The lines you return must be all those in the data that hold the string "hours".

Items from an interface collection:
◇ ◇ ◇ ◇
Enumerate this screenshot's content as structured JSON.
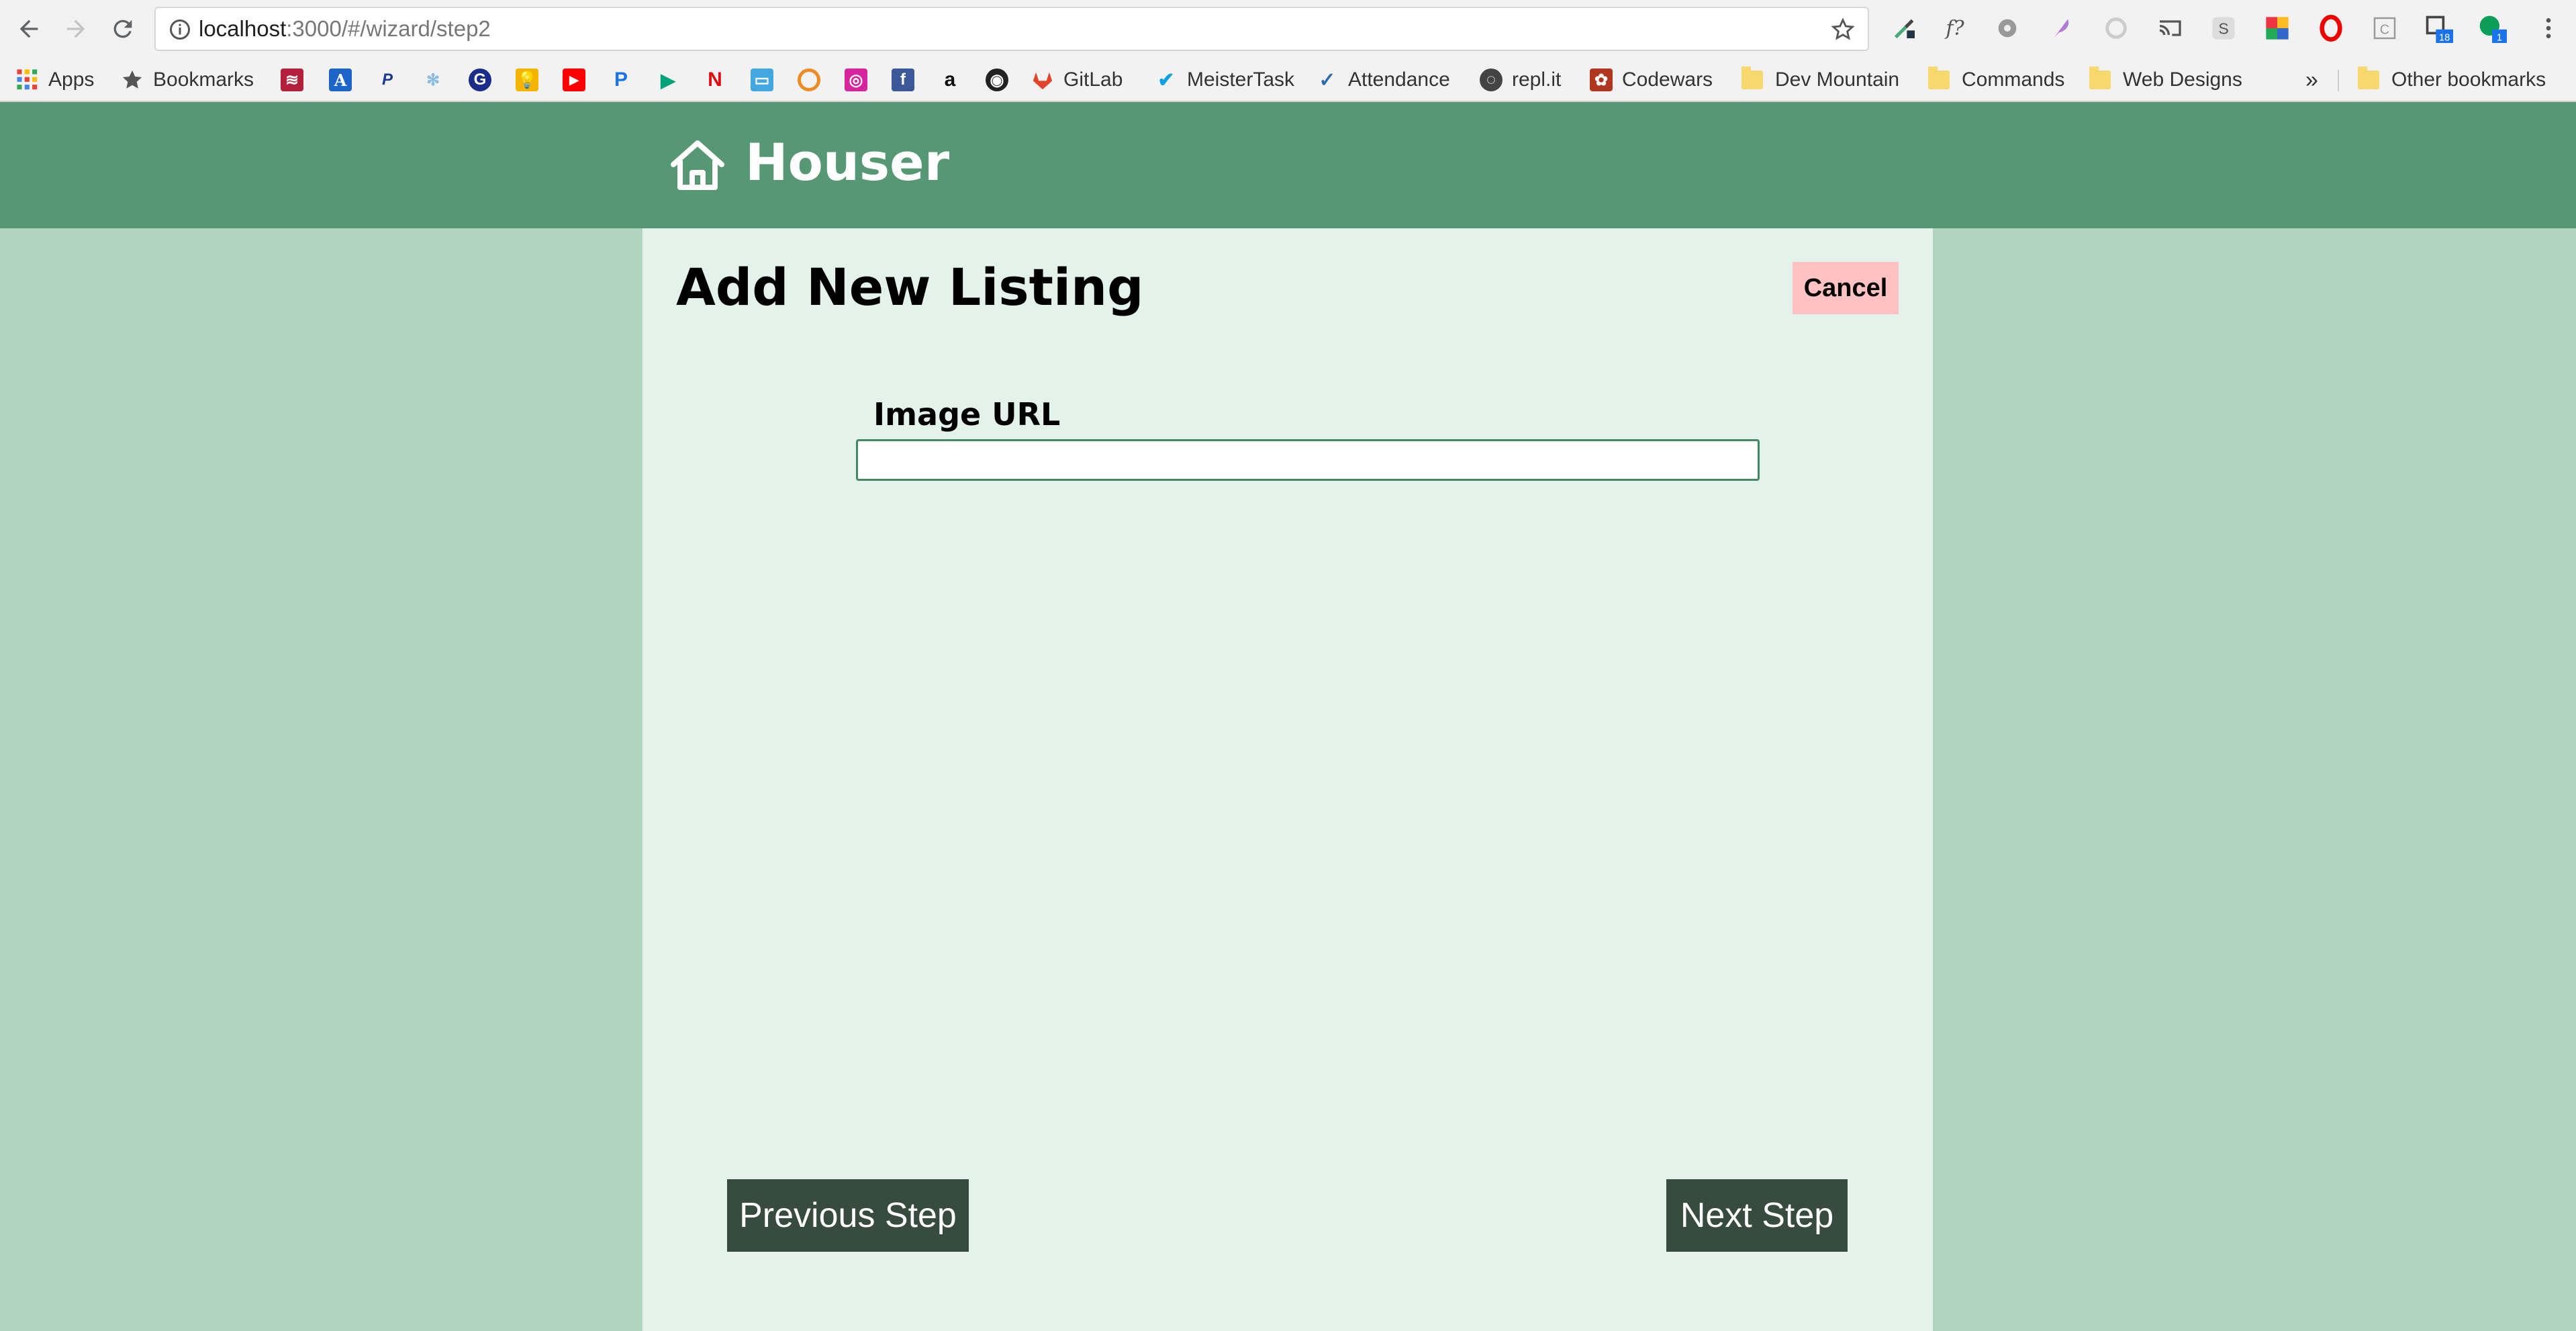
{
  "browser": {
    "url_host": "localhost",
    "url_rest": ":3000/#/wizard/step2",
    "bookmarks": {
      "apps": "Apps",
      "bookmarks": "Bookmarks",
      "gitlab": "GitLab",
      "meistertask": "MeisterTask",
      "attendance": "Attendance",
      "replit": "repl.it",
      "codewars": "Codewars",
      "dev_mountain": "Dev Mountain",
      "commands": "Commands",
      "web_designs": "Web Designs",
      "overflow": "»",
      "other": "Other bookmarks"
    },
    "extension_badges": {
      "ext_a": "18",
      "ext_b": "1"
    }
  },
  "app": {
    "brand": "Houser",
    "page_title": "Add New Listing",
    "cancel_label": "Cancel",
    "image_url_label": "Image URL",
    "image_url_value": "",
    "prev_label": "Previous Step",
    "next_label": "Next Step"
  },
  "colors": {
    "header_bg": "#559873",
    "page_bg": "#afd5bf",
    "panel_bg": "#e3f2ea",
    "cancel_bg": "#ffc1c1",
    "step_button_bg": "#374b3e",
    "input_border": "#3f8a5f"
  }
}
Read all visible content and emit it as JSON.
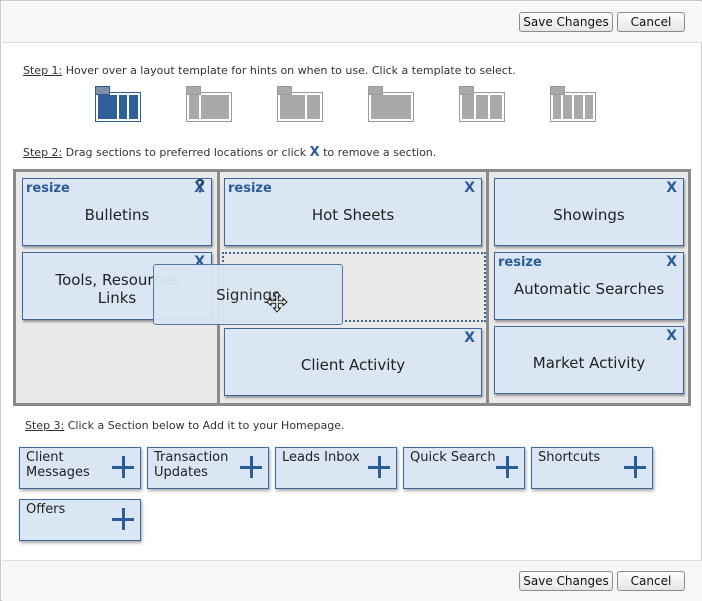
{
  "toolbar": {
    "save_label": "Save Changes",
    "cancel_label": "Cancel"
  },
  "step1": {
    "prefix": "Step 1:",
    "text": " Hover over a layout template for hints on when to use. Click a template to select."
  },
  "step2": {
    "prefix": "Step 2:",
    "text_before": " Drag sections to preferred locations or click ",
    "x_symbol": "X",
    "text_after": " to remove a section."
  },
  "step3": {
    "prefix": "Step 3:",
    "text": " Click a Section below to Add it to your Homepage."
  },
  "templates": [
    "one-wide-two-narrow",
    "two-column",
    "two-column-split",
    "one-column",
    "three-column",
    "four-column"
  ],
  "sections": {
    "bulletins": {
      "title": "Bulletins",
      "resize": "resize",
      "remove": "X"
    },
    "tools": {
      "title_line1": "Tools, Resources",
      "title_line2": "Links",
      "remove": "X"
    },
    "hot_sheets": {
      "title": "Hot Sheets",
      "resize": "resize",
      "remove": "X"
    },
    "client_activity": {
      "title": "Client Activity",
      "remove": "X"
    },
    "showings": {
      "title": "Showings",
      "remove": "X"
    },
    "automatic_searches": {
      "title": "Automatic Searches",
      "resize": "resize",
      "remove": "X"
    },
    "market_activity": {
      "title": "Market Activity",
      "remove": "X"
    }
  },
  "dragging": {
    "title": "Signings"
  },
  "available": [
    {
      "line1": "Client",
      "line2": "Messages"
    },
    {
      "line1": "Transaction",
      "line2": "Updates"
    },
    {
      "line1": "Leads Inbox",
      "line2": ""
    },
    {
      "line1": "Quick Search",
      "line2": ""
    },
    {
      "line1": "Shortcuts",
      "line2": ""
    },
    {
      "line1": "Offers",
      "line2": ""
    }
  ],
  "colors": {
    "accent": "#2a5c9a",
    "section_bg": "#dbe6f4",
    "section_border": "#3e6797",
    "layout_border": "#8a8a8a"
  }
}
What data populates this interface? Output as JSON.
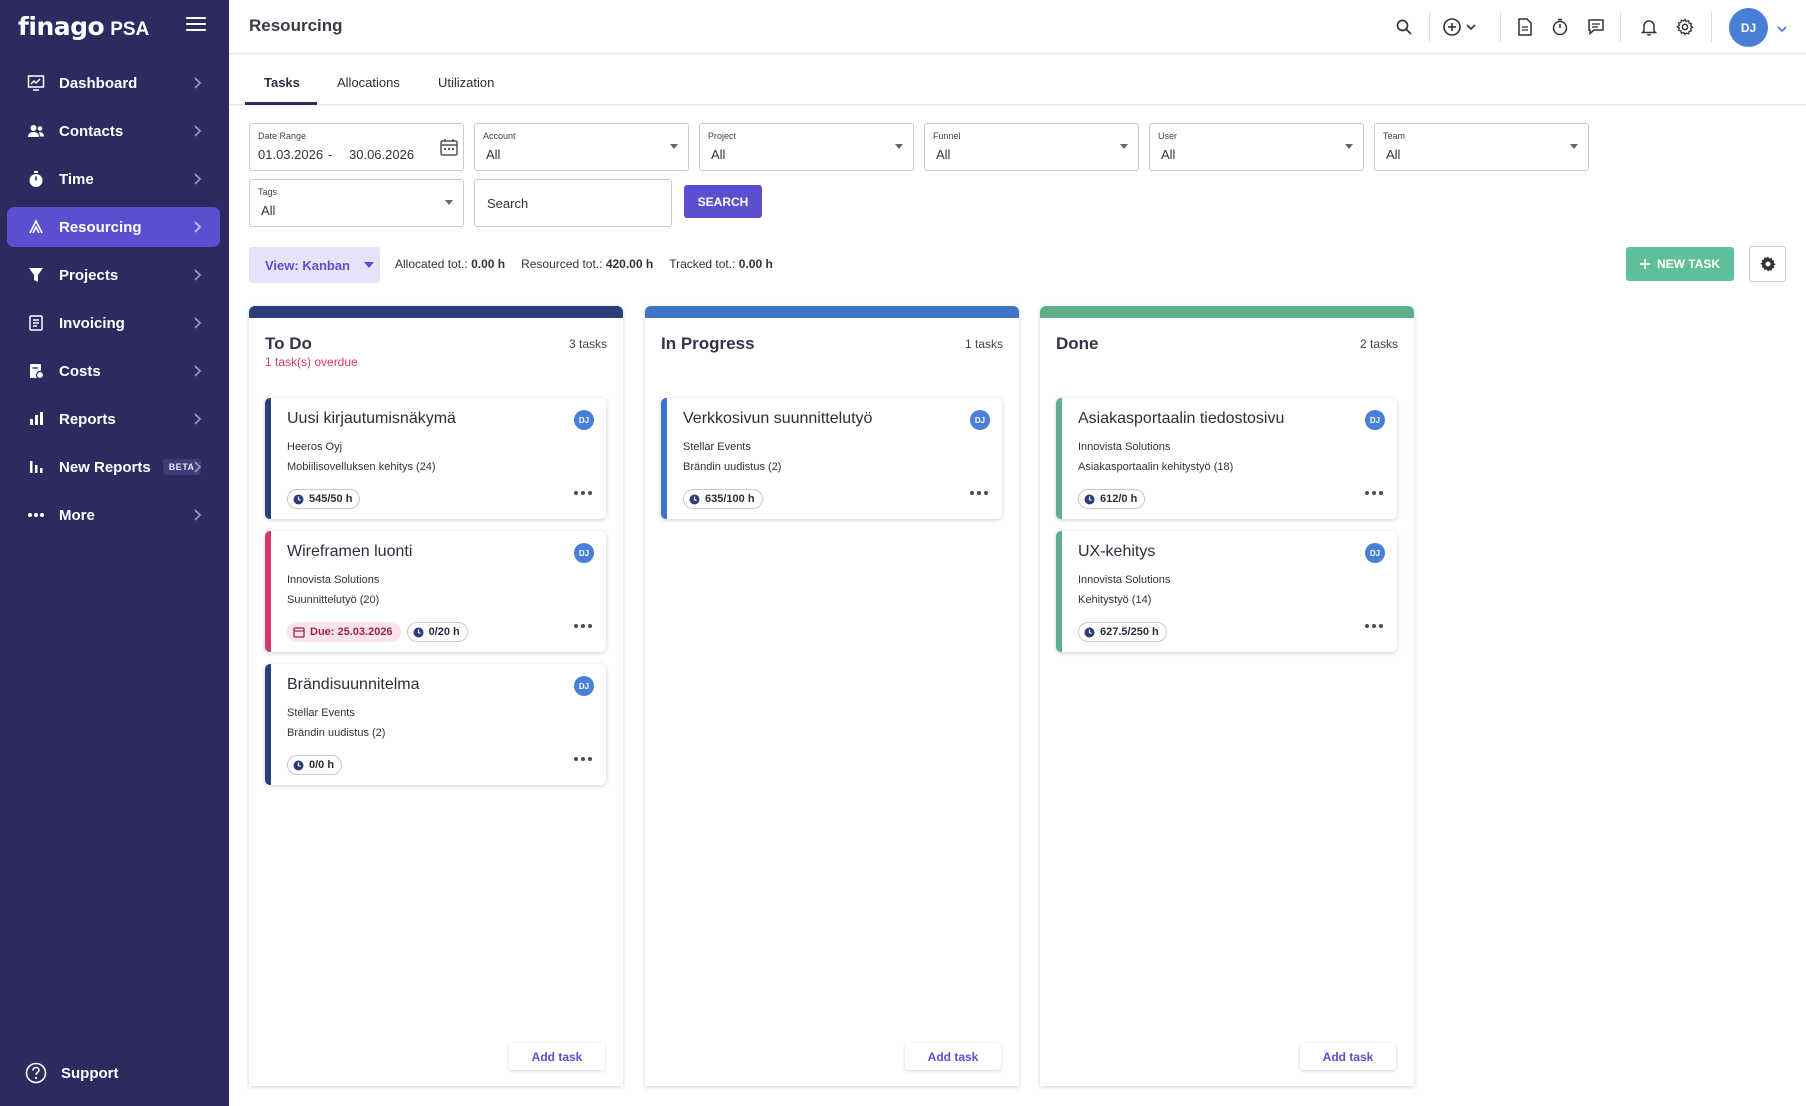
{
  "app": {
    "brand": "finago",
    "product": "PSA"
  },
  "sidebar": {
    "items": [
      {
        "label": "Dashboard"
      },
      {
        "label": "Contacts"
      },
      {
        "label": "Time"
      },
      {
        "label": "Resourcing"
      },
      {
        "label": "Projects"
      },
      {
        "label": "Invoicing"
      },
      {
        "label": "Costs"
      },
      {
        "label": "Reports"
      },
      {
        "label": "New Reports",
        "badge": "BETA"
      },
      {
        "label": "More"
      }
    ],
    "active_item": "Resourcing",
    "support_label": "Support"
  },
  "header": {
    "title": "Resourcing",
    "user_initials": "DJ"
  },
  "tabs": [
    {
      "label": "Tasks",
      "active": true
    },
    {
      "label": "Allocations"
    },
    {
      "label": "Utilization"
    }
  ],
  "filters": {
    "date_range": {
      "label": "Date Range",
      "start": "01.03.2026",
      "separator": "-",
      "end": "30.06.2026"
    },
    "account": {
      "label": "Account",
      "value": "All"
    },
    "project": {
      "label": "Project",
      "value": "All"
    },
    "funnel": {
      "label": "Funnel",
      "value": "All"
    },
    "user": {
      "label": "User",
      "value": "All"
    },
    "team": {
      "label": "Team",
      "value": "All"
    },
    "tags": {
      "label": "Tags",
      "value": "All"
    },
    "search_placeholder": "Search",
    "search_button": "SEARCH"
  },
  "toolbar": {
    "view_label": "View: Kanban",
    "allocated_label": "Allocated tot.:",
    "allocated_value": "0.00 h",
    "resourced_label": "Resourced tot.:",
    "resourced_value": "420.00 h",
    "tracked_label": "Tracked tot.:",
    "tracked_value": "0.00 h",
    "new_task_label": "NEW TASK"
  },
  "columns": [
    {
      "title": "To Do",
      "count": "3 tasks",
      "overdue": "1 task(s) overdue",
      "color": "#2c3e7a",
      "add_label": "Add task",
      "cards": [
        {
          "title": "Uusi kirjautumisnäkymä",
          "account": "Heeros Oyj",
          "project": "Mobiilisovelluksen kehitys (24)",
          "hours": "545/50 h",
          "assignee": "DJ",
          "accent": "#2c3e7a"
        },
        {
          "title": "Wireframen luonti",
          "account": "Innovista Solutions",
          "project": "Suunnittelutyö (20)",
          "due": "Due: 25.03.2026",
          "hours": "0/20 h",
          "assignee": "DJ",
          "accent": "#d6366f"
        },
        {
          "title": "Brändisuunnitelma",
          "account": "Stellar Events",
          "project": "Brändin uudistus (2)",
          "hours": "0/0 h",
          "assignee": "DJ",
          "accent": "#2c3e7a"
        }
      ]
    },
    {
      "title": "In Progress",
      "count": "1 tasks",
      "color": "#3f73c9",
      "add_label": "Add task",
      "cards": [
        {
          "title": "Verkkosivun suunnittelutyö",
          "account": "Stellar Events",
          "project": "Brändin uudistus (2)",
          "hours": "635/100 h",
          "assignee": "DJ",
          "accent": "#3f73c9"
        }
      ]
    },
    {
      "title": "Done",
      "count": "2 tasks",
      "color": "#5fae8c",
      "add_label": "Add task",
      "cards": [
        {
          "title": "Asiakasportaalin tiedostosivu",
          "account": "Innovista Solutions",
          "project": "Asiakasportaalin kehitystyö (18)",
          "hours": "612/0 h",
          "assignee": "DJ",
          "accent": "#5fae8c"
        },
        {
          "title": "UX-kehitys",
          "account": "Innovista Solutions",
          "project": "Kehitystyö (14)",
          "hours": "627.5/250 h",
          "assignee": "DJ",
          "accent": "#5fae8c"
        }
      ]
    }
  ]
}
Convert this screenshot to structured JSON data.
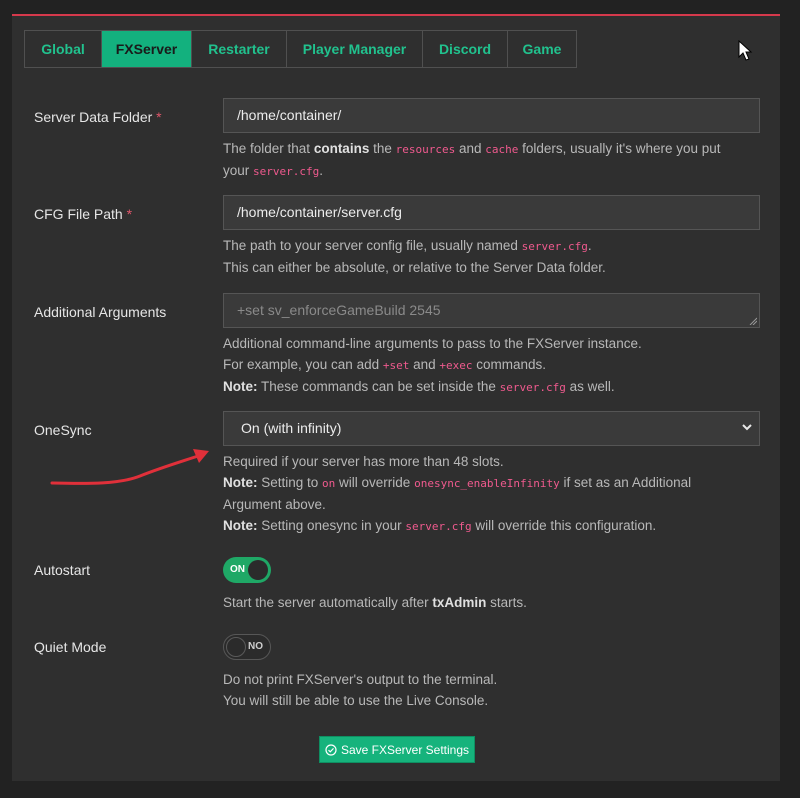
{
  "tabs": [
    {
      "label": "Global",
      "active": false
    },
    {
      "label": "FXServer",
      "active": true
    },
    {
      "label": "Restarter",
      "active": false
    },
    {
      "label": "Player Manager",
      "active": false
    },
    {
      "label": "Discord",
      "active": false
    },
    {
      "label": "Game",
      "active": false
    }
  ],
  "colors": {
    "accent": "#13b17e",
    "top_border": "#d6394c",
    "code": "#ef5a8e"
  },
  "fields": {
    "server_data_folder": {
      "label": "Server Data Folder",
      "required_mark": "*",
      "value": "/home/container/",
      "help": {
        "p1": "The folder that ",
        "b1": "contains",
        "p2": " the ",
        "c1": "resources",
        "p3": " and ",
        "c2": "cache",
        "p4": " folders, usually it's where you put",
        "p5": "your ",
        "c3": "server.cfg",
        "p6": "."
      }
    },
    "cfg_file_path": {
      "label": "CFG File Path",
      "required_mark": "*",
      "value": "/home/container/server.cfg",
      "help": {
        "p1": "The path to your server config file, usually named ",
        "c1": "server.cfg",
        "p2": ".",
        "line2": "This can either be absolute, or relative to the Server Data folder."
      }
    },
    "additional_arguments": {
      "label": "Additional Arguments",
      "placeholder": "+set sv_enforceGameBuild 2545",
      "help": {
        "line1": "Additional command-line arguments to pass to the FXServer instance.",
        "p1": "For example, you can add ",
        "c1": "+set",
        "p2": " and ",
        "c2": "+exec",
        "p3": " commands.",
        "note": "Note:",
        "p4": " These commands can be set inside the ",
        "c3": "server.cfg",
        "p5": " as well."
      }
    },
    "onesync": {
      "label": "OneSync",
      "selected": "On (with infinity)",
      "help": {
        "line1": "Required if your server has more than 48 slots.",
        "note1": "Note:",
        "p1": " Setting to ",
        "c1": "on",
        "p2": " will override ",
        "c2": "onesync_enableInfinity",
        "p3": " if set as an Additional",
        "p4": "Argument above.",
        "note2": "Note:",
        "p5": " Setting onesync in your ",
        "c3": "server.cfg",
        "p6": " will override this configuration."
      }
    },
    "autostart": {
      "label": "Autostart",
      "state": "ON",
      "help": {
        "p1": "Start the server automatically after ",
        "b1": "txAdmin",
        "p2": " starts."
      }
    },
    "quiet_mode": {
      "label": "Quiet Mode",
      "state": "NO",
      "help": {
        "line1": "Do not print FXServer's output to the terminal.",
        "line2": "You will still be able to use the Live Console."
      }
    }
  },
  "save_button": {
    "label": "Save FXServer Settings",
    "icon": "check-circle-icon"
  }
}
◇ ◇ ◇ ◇
TASK ANSWER –
          "hours": "545/50 h",
          "hours": "0/20 h",
          "hours": "0/0 h",
          "hours": "635/100 h",
          "hours": "612/0 h",
          "hours": "627.5/250 h",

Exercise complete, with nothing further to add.